Mysterious whiteboard makes mark on meeting
A white marker board inscribed with green lettering greeted courthouse visitors Monday morning:
“Welcome All 2nd District Voters and Residents to our Commission Meeting Except Mike Beneke,” the marker board read.
Below was written, “Diane Novak:”
The sign, which misspelled commissioner Dianne Novak’s name, was not present at the start of Monday’s county commission meeting at 9 a.m., but appeared sometime before an executive session around 11:45 a.m. Larry Cushenberry brought the sign into commission chambers so commissioners could see and comment on it.
Beneke was one of many people who arrived at the meeting during the time that the sign appeared. He was not present when commissioners discussed the sign.
While at the meeting, Beneke presented an undisclosed amount of money from his father’s estate to help pay for EMS building repairs.
Employees in the clerk’s office said they did not know who placed the sign, and video from surveillance cameras would only be available if someone files a complaint about the sign.
Beneke returned to the courthouse Tuesday morning, where he was seen carrying the sign from the clerk’s office out the door of the building. He said the sign was not his.
“What’s wrong with that?” he replied when asked why he was taking the sign if it did not belong to him.
“It’s funnier than crap,” Beneke said of the sign listing his name.
Last week, commissioners discussed adding a code of conduct for meeting attendees. The discussion was prompted by a statement made prior to the Sept. 11 meeting by Beneke about Novak’s interactions with county clerk Tina Spencer. Beneke’s statements, including, “If you belittle her one more time, I’m pretty good at getting something done if I want to put my mind to it. You can laugh it off all you want to,” were perceived by some to threaten Novak.
Commissioners met with transfer station director Bud Druse and Bruce Boettcher of BG Consultants to discuss options for the deteriorating transfer station.
Four options include keeping the existing building and repairing the floor; adding onto the existing facility and creating a drive-through; building a new facility north of the existing one; and building a new facility at the existing southern shop.
Discussion focused on building a new structure that would be used temporarily while the transfer station floor is fixed. The most likely locations are the southwest corner of the current transfer station property or purchasing property across Washington St. to the north.
The structure could have a permanent purpose after the transfer station’s floor is fixed.
Boettcher said any project could take two to three years to receive permits.
Commissioners will hold another work session on the transfer station on Monday.
Donella Humphries read a statement to commissioners about her difficulties locating missing papers to her father’s estate in which she also accused former county attorney and current county counselor Susan Robson and county attorney Courtney Boehm of having conflicts of interest with their positions.
Humphries said the state attorney general office directed her to the county attorney office because the missing documents, including the trust, should be at the courthouse, but the attorneys did not help her.
Robson and Boehm said the county attorney is a prosecutor of law enforcement cases, not a document locator for individuals.
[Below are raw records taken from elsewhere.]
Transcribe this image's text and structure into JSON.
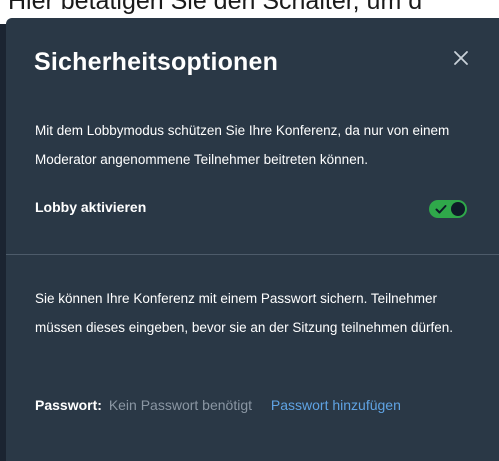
{
  "background_instruction": "Hier betätigen Sie den Schalter, um d",
  "dialog": {
    "title": "Sicherheitsoptionen",
    "close_icon": "close-icon",
    "lobby": {
      "description": "Mit dem Lobbymodus schützen Sie Ihre Konferenz, da nur von einem Moderator angenommene Teilnehmer beitreten können.",
      "toggle_label": "Lobby aktivieren",
      "toggle_state": "on",
      "toggle_color": "#2fa84a"
    },
    "password": {
      "description": "Sie können Ihre Konferenz mit einem Passwort sichern. Teilnehmer müssen dieses eingeben, bevor sie an der Sitzung teilnehmen dürfen.",
      "label": "Passwort:",
      "value": "Kein Passwort benötigt",
      "add_link": "Passwort hinzufügen",
      "link_color": "#5fa3e3"
    },
    "background_color": "#2a3846"
  }
}
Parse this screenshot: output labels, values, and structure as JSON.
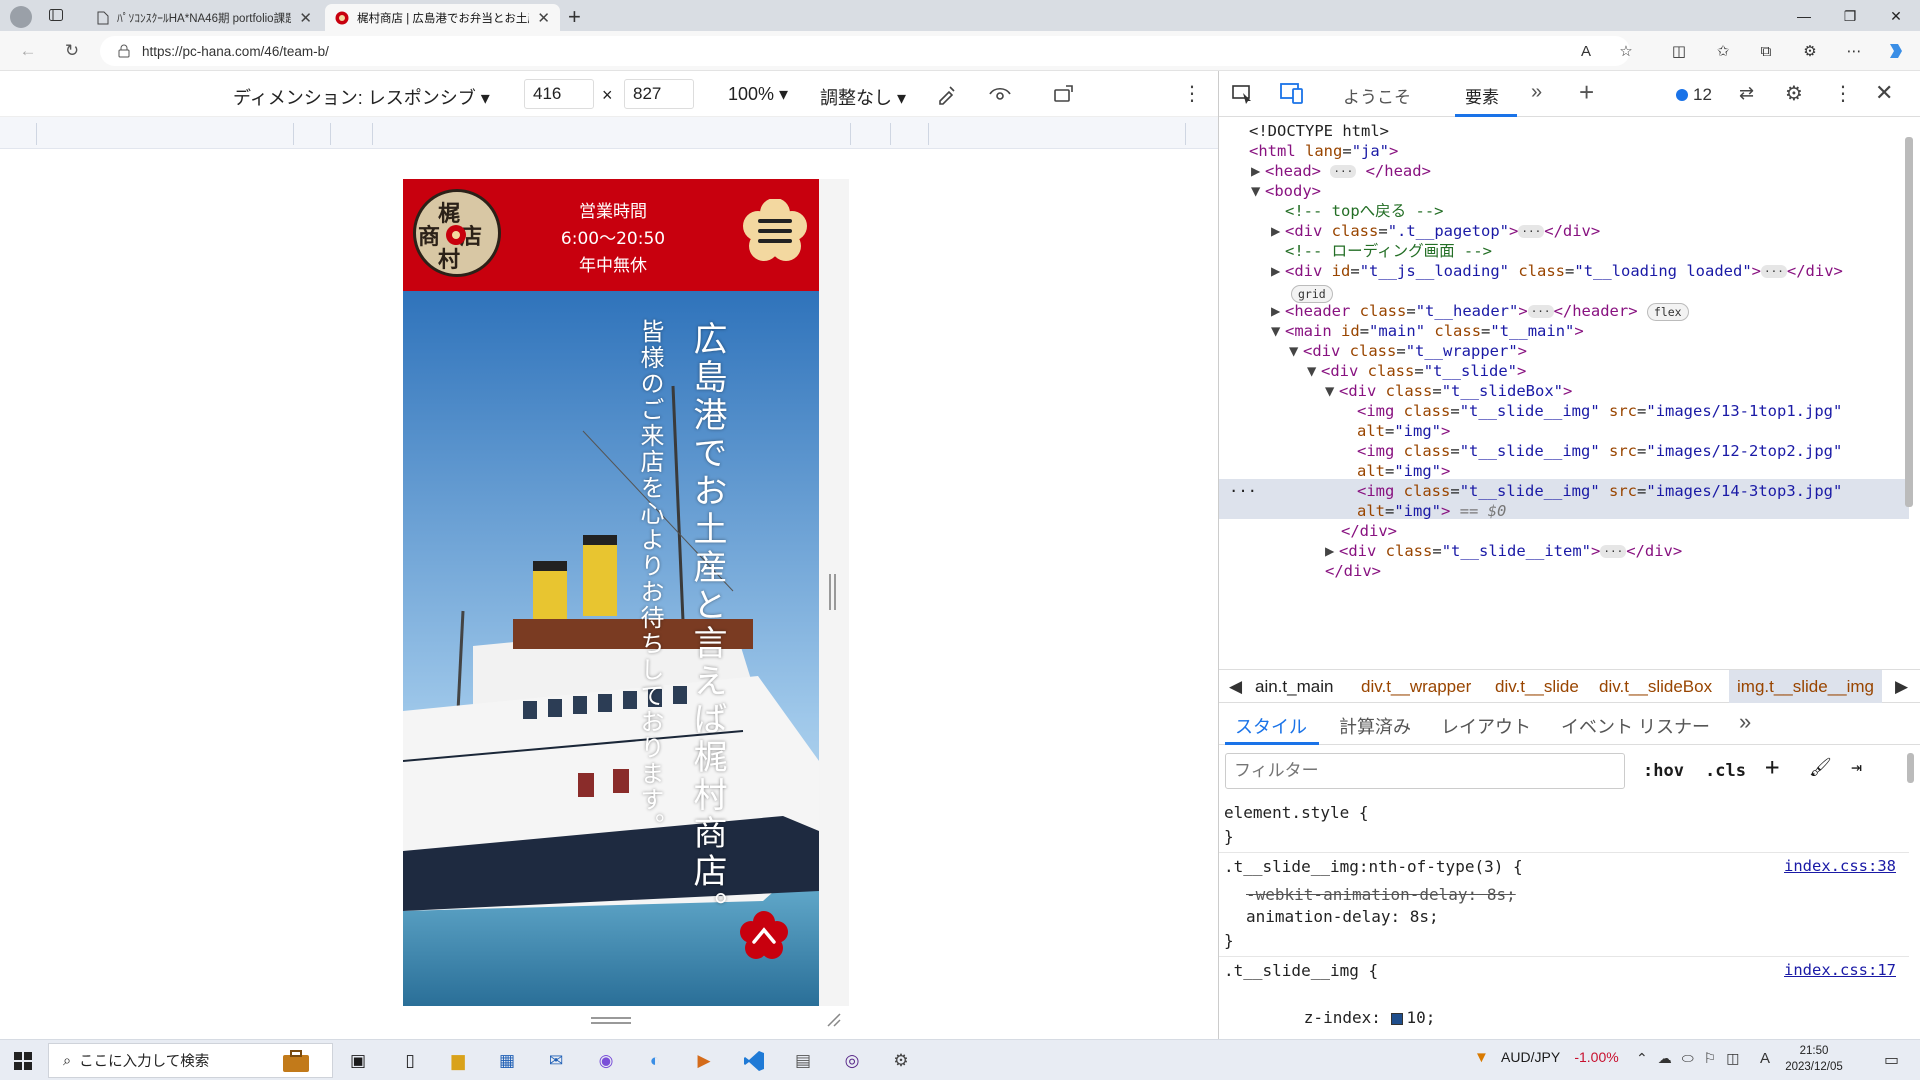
{
  "browser": {
    "tabs": [
      {
        "title": "ﾊﾟｿｺﾝｽｸｰﾙHA*NA46期 portfolio課題",
        "active": false
      },
      {
        "title": "梶村商店 | 広島港でお弁当とお土産",
        "active": true
      }
    ],
    "url": "https://pc-hana.com/46/team-b/"
  },
  "device_toolbar": {
    "dimension_label": "ディメンション: レスポンシブ",
    "width": "416",
    "times": "×",
    "height": "827",
    "zoom": "100%",
    "throttle": "調整なし"
  },
  "site": {
    "logo_chars": [
      "梶",
      "村",
      "商",
      "店"
    ],
    "hours_title": "営業時間",
    "hours_time": "6:00〜20:50",
    "hours_note": "年中無休",
    "hero_line1": "広島港でお土産と言えば梶村商店。",
    "hero_line2": "皆様のご来店を心よりお待ちしております。",
    "colors": {
      "brand_red": "#c8000e",
      "menu_bg": "#f3d8a0",
      "sky_top": "#3b7fc0"
    }
  },
  "devtools": {
    "tabs": {
      "welcome": "ようこそ",
      "elements": "要素",
      "issues_count": "12"
    },
    "dom": {
      "doctype": "<!DOCTYPE html>",
      "html_tag": "html",
      "html_lang_attr": "lang",
      "html_lang_val": "\"ja\"",
      "head": "head",
      "body": "body",
      "comment_top": "<!-- topへ戻る -->",
      "pagetop_class": "\".t__pagetop\"",
      "comment_loading": "<!-- ローディング画面 -->",
      "loading_id": "\"t__js__loading\"",
      "loading_class": "\"t__loading loaded\"",
      "grid_badge": "grid",
      "header_class": "\"t__header\"",
      "flex_badge": "flex",
      "main_id": "\"main\"",
      "main_class": "\"t__main\"",
      "wrapper_class": "\"t__wrapper\"",
      "slide_class": "\"t__slide\"",
      "slidebox_class": "\"t__slideBox\"",
      "img_class": "\"t__slide__img\"",
      "img1_src": "\"images/13-1top1.jpg\"",
      "img2_src": "\"images/12-2top2.jpg\"",
      "img3_src": "\"images/14-3top3.jpg\"",
      "alt_val": "\"img\"",
      "selected_marker": "== $0",
      "slide_item_class": "\"t__slide__item\""
    },
    "breadcrumbs": [
      "ain.t_main",
      "div.t__wrapper",
      "div.t__slide",
      "div.t__slideBox",
      "img.t__slide__img"
    ],
    "style_tabs": [
      "スタイル",
      "計算済み",
      "レイアウト",
      "イベント リスナー"
    ],
    "filter_placeholder": "フィルター",
    "hov": ":hov",
    "cls": ".cls",
    "rules": {
      "element_style": "element.style {",
      "close": "}",
      "rule1_selector": ".t__slide__img:nth-of-type(3) {",
      "rule1_src": "index.css:38",
      "rule1_prop_struck": "-webkit-animation-delay: 8s;",
      "rule1_prop": "animation-delay: 8s;",
      "rule2_selector": ".t__slide__img {",
      "rule2_src": "index.css:17",
      "rule2_prop": "z-index: ",
      "rule2_val": "10;"
    }
  },
  "taskbar": {
    "search_placeholder": "ここに入力して検索",
    "ticker": "AUD/JPY",
    "ticker_change": "-1.00%",
    "time": "21:50",
    "date": "2023/12/05",
    "ime": "A"
  }
}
They suggested Humphries try the register of deeds or clerk of the district court.
The attorneys also said there is no law prohibiting part-time public prosecutors from working in private practice, the topic of one of Humpries’ accusations of conflict of interest.
Humphries said she had already gone to the deeds office for a description of the land and listing of trustees and claimed county employees did not assist her.
She said she has been trying to find the document for eight years. While she has three sisters who are presumably also trustees, she said she is not on good speaking terms with them.
Dallke said the county will address a letter to the state attorney general asking if the county has a responsibility to help Humphries. Becker said the issue would best be solved by a civil attorney.
In other business:
- Commissioners held five minutes of closed session at Novak’s request with Robson and Spencer to discuss potential litigation.
- Another five minutes of closed session had health department administrator Diedre Serene to talk about personnel.
- A $16,246.25 fuel bid from Agri Trails Coop of Navarre was accepted.
- Commissioners will meet at 2:30 p.m. Thursday to open bids for the 330th Rd. project.
Last modified Sept. 28, 2017